Windows "Photos" is not color managed. That's the difference. The document profile is ignored, your monitor profile is ignored.
To get a visual preview of what this looks like inside Photoshop, turn on Proof to Monitor RGB. As long as you understand that this is no indication whatsoever of how the file will look like on any other system than your own.
Assuming your monitor profile is good, the Photoshop version is the correct one, Windows Photos will never be entirely correct.
are you using a large (wide) gamut monitor?
If you are - when colourmanagement is not part of the display process an image will look oversaturated on that display.
I expect that what you are seeing is that the "save for web" image display is non colourmanaged - why? to simulate what would happen in a non colourmanaged web display of that image.
I see above that checking document profile in save for web makes the images match.
Also that Windows viewer isn't doing colourmanagament properly either.
If you save for web then reopen the image in Photoshop how does it look?
Do you have the sRGB profile embedded, I presume so - then in Photoshop it looks right I imagine?
So, what I think you are seeing here is why it is inadvisable to view images in a non colourmanaged way on a large (wide) gamut display.
I hope this helps
if so, please do mark my reply as "helpful" and if you're OK now, please mark it as "correct" below, so others who have similar issues can see the solution
neil barstow, colourmanagement
Thanks a lot. So when i reopen the saved file in photoshop it looks fine.
However, when i upload the file to look on my website, or any other website, the image looks exactly like the windows version. And this is in Chrome, IE, Firefox etc... These browsers should all be colourprofiled now, right?
This is driving me nuts. Why isnt the browsers showing me the photoshop version?
These browsers should all be colourprofiled now, right?
Yes and no...but only as long as you embed the profile - which Save For Web for some reason does not do at default settings. You have to go in and check the "embed color profile" box.
Firefox handles everything with an embedded profile correctly - but it can also be set to assign sRGB to all untagged material. This is the "mode 1 setting" (google it) - which in fact means that everything you see in Firefox is fully color managed in all scenarios.
IE reads the document profile correctly, but not the monitor profile (using sRGB instead). That makes it useless for people with wide gamut displays, and merely inaccurate for everybody else.
I don't use Chrome and don't know the current color management status.
In short - Firefox in mode 1 should always display identically to Photoshop. If you embed the profile, that should also be the case in the default mode 2.
Thx! So it seems that only Firefox shows the "correct" colours. The others display it wrong.
So its Firefox from now on then.
This is a problem with Windows, as is mentioned some above. Windows does not manage colors on a global basis, as does the MAC. So things can change on an application by application basis. But it's particularly important to always make sure when saving that your file is save with the working ICC profile, also mentioned above. My day job is giclee printing for artists and photographers, and I cannot tell you how many professionals save out files for print, web and other reproduction without their working profile embedded.

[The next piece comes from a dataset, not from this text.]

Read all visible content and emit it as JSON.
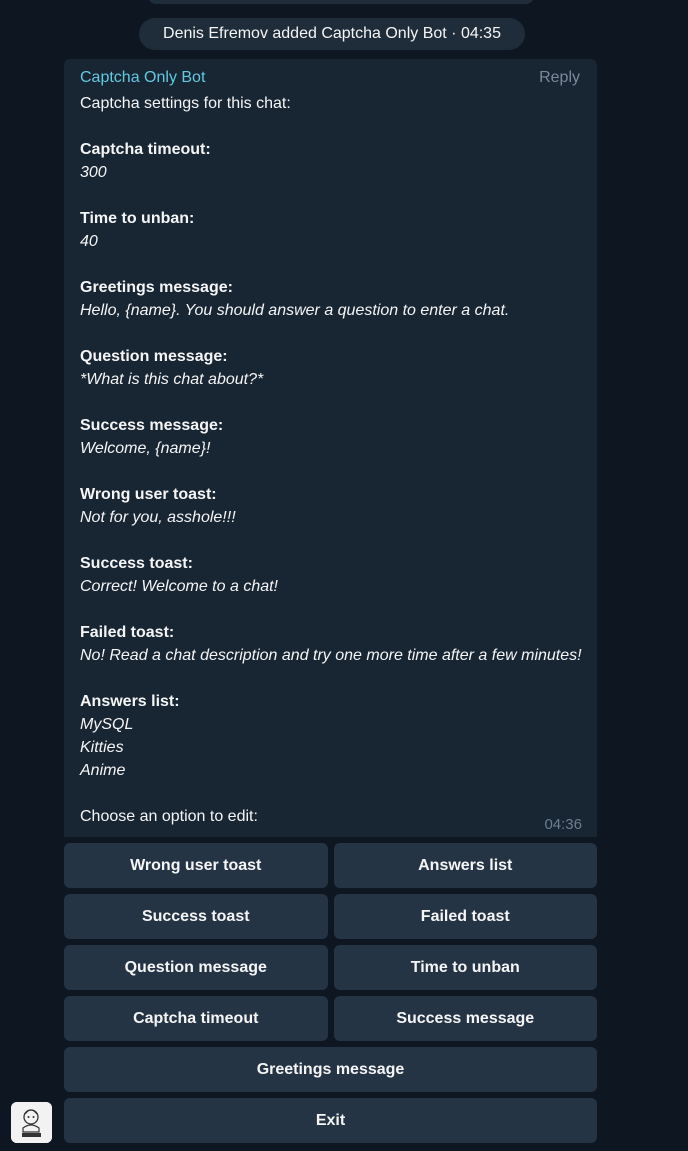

But even in the best scenario, saving for web will give you a reduced color pallet that can sometimes lead to color being over saturated or changing somewhat. You just can't count on your high resolution files and your web files having the exact same look, and even if they do on your monitor. there's no telling what others might see on different systems.

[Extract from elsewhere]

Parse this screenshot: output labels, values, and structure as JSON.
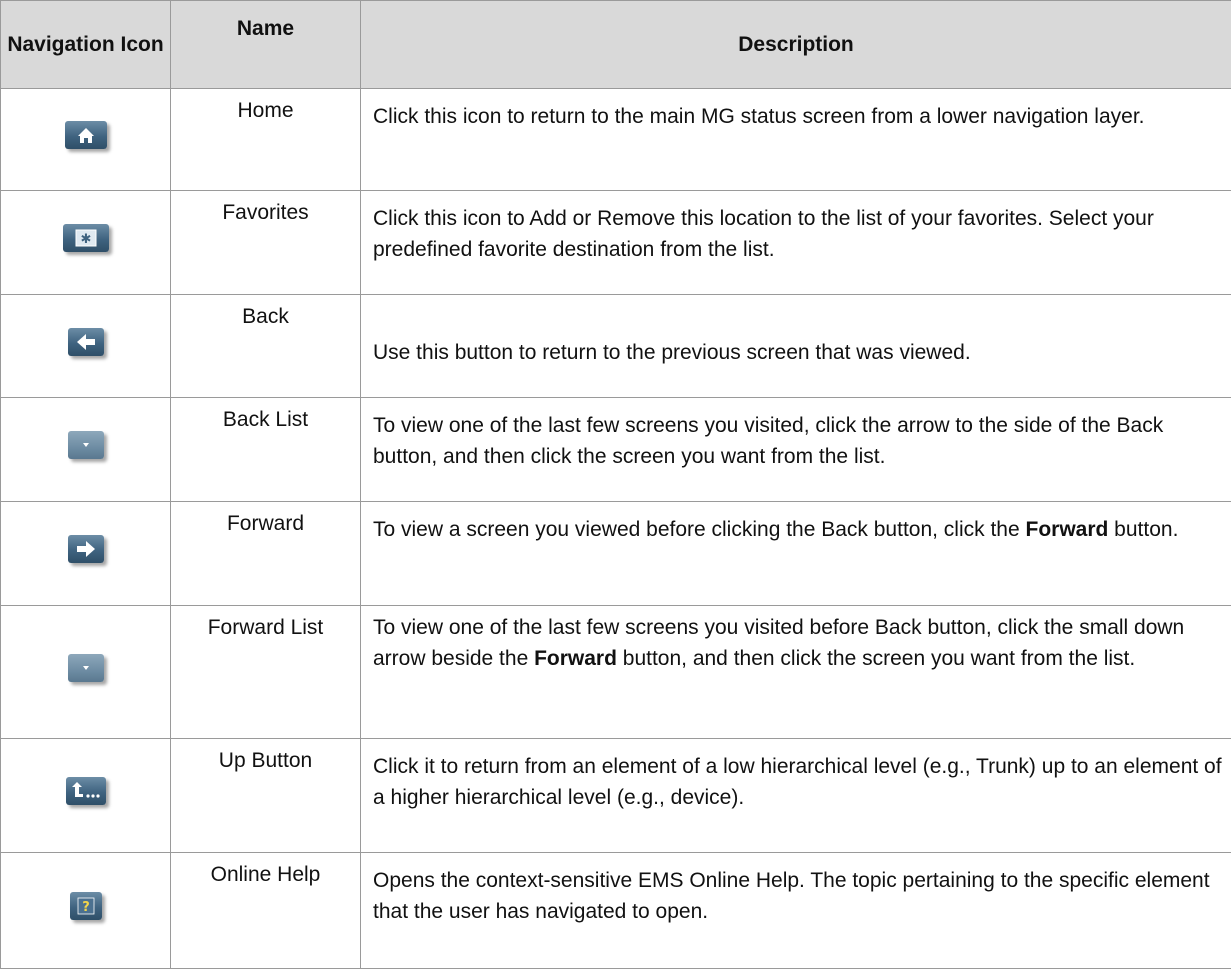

It's not a "problem" with Windows, just how it's supposed to work. The Windows hands-off policy regarding color management is IMO a very sound one. Leaving it to the application improves reliability and makes troubleshooting much easier. It also removes a whole layer where bugs can (and do) happen.

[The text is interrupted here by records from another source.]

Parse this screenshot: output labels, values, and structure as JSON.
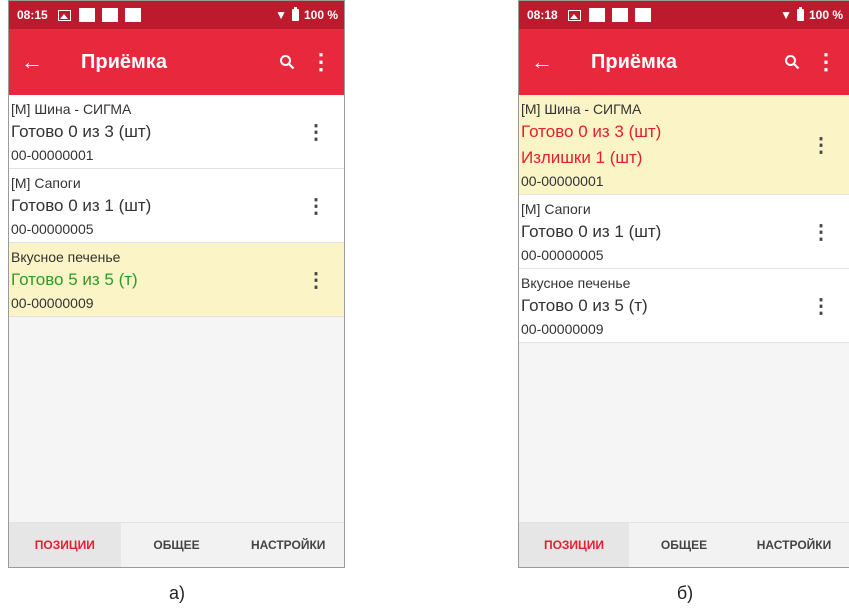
{
  "screens": [
    {
      "status": {
        "time": "08:15",
        "battery": "100 %"
      },
      "appbar": {
        "title": "Приёмка"
      },
      "items": [
        {
          "name": "[М] Шина - СИГМА",
          "lines": [
            "Готово 0 из 3 (шт)"
          ],
          "code": "00-00000001"
        },
        {
          "name": "[М] Сапоги",
          "lines": [
            "Готово 0 из 1 (шт)"
          ],
          "code": "00-00000005"
        },
        {
          "name": "Вкусное печенье",
          "lines": [
            "Готово 5 из 5 (т)"
          ],
          "code": "00-00000009"
        }
      ],
      "tabs": [
        "ПОЗИЦИИ",
        "ОБЩЕЕ",
        "НАСТРОЙКИ"
      ],
      "caption": "а)"
    },
    {
      "status": {
        "time": "08:18",
        "battery": "100 %"
      },
      "appbar": {
        "title": "Приёмка"
      },
      "items": [
        {
          "name": "[М] Шина - СИГМА",
          "lines": [
            "Готово 0 из 3 (шт)",
            "Излишки 1 (шт)"
          ],
          "code": "00-00000001"
        },
        {
          "name": "[М] Сапоги",
          "lines": [
            "Готово 0 из 1 (шт)"
          ],
          "code": "00-00000005"
        },
        {
          "name": "Вкусное печенье",
          "lines": [
            "Готово 0 из 5 (т)"
          ],
          "code": "00-00000009"
        }
      ],
      "tabs": [
        "ПОЗИЦИИ",
        "ОБЩЕЕ",
        "НАСТРОЙКИ"
      ],
      "caption": "б)"
    }
  ],
  "colors": {
    "appbar": "#e8283c",
    "statusbar": "#bd1a2d",
    "highlight": "#faf4c6",
    "complete": "#2f9a2a",
    "error": "#e3202f"
  },
  "icons": {
    "back": "arrow-left-icon",
    "search": "search-icon",
    "more": "more-vert-icon"
  }
}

And functionally it's not all that different in Mac. All color management is still called by the application, it's just that the actual execution is handed over to the OS. The biggest difference is that more of the native Mac OS apps are color managed.
You just can't count on your high resolution files and your web files having the exact same look, and even if they do on your monitor. there's no telling what others might see on different systems.
You can if you use a color managed web browser and embed the profile. There's no reason they should be different (keeping resoluiton out of it). If you use Firefox, set to mode 1, it will always display identically to Photoshop.
And as I've said before: How other people set up their systems is their problem, not yours. Color management is there and available for those who care about accuracy. Make the file right - that's your responsibility. Convert to sRGB, embed the profile, done.